         When evaluating the scope of an arbitration clause, arbitration must be compelled “unless it may be said with positive assurance that the arbitration clause is not susceptible of an interpretation that covers the asserted dispute.” IBEW Local 2150 v. NextEra Energy Point Beach, LLC, 762 F.3d 592, 594 (7th Cir. 2014) (quotation omitted); United Steelworkers of Am. v. Warrior & Gulf Navigation Co., 363 U.S. 574, 582-83 (1960). “Once it is clear . . . that the parties have a contract that provides for arbitration of some issues between them, any doubt concerning the scope of the arbitration clause is resolved in favor of arbitration as a matter of federal law.” Gore v. Alltel Commc'ns, LLC, 666 F.3d 1027, 1033 (7th Cir. 2012) (citing Moses H. Cone Mem'l Hosp. v. Mercury Constr. Corp., 460 U.S. 1, 24-25 (1983) and Miller v. Flume, 139 F.3d 1130, 1136 (7th Cir. 1998)); Johnson, 928 F.Supp.2d at 1002 (quoting Moses H. Cone Mem'l Hosp., 460 U.S. at 24-25). Nevertheless, the parties remain free to create exceptions to arbitration clauses, and exceptions will be enforced in a manner consistent with the parties' intent. See Panoramic Stock Images, Ltd. v. John Wiley & Sons, Inc., 963 F.Supp.2d 842, 848 (N.D. Ill. 2013) (“arbitration carve-outs are permitted as a general rule . . .” (citing Navistar Int'l Corp. v. Fernandez, 2011 IL App (2d) 100268-U (Ill.App.Ct. Aug. 23, 2011) and Williams v. TCF Nat'l Bank, 2013 WL 708123, at *11-12 (N.D. Ill. Feb. 26, 2013)).

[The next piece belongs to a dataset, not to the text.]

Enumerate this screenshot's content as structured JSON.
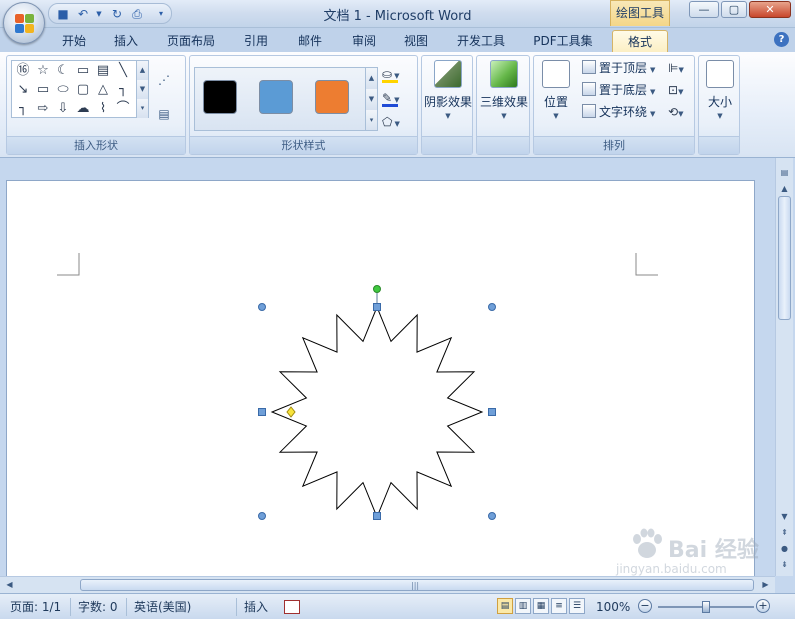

         In Illinois, “the objective in interpreting a contract is to ascertain and give effect to the intent of the parties.” Carey v. Richards Bldg. Supply Co.,856 N.E.2d 24, 27 (Ill.App.Ct. 2006). Under Illinois law, the court “must interpret the words of the contract with their common and generally accepted meanings” and “construe the words of a contract within the context of the contract as a whole.” Davis v. Fenton, 26 F.Supp.3d 727, ...


Buy This Entire Record For $7.95

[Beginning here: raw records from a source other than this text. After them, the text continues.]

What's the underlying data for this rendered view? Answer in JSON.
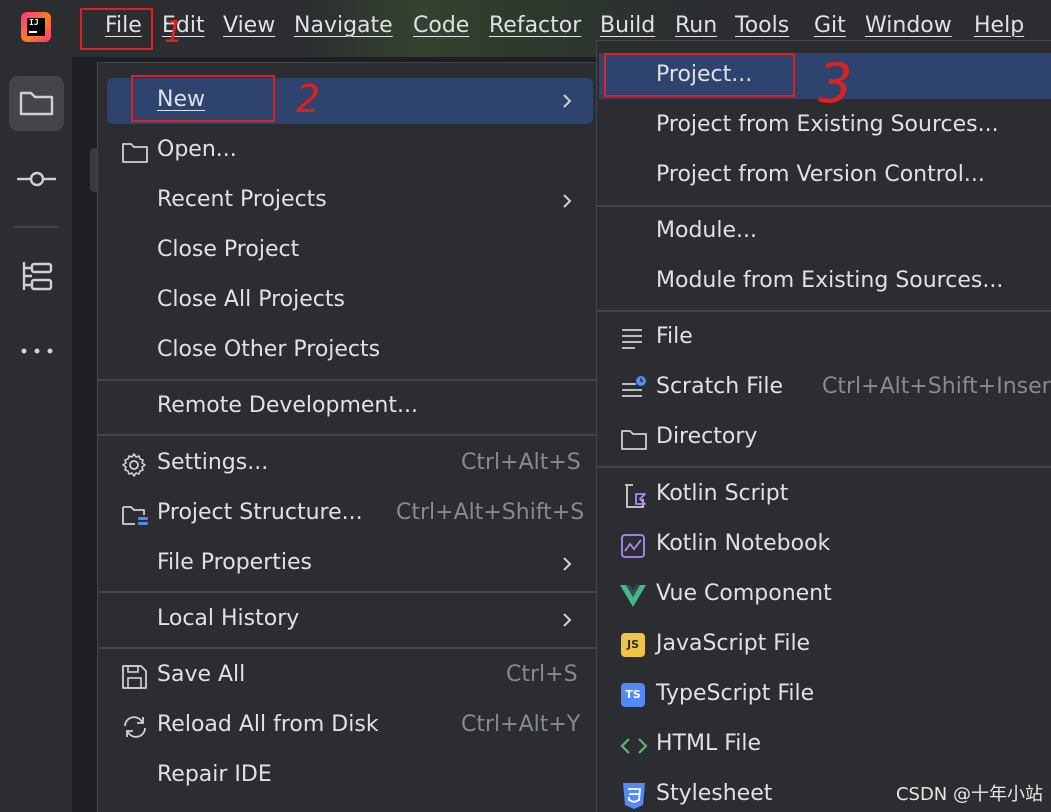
{
  "menubar": {
    "items": [
      {
        "label": "File",
        "mnemonic": "F"
      },
      {
        "label": "Edit"
      },
      {
        "label": "View"
      },
      {
        "label": "Navigate"
      },
      {
        "label": "Code"
      },
      {
        "label": "Refactor"
      },
      {
        "label": "Build"
      },
      {
        "label": "Run"
      },
      {
        "label": "Tools"
      },
      {
        "label": "Git"
      },
      {
        "label": "Window"
      },
      {
        "label": "Help"
      }
    ],
    "logo_text": "IJ"
  },
  "file_menu": {
    "items": [
      {
        "label": "New",
        "has_submenu": true,
        "selected": true
      },
      {
        "label": "Open..."
      },
      {
        "label": "Recent Projects",
        "has_submenu": true
      },
      {
        "label": "Close Project"
      },
      {
        "label": "Close All Projects"
      },
      {
        "label": "Close Other Projects"
      },
      {
        "label": "Remote Development..."
      },
      {
        "label": "Settings...",
        "shortcut": "Ctrl+Alt+S"
      },
      {
        "label": "Project Structure...",
        "shortcut": "Ctrl+Alt+Shift+S"
      },
      {
        "label": "File Properties",
        "has_submenu": true
      },
      {
        "label": "Local History",
        "has_submenu": true
      },
      {
        "label": "Save All",
        "shortcut": "Ctrl+S"
      },
      {
        "label": "Reload All from Disk",
        "shortcut": "Ctrl+Alt+Y"
      },
      {
        "label": "Repair IDE"
      }
    ]
  },
  "new_submenu": {
    "items": [
      {
        "label": "Project...",
        "selected": true
      },
      {
        "label": "Project from Existing Sources..."
      },
      {
        "label": "Project from Version Control..."
      },
      {
        "label": "Module..."
      },
      {
        "label": "Module from Existing Sources..."
      },
      {
        "label": "File"
      },
      {
        "label": "Scratch File",
        "shortcut": "Ctrl+Alt+Shift+Insert"
      },
      {
        "label": "Directory"
      },
      {
        "label": "Kotlin Script"
      },
      {
        "label": "Kotlin Notebook"
      },
      {
        "label": "Vue Component"
      },
      {
        "label": "JavaScript File",
        "badge": "JS"
      },
      {
        "label": "TypeScript File",
        "badge": "TS"
      },
      {
        "label": "HTML File"
      },
      {
        "label": "Stylesheet"
      }
    ]
  },
  "annotations": {
    "step1": "1",
    "step2": "2",
    "step3": "3",
    "color": "#e02020"
  },
  "watermark": "CSDN @十年小站",
  "colors": {
    "menu_bg": "#2b2d30",
    "selection": "#2e436e",
    "text": "#dfe1e5",
    "shortcut_text": "#868a91",
    "border": "#43454a"
  }
}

Download the entire decision to receive the complete text, official citation,
docket number, dissents and concurrences, and footnotes for this case.

Learn more about what you receive with purchase of this case.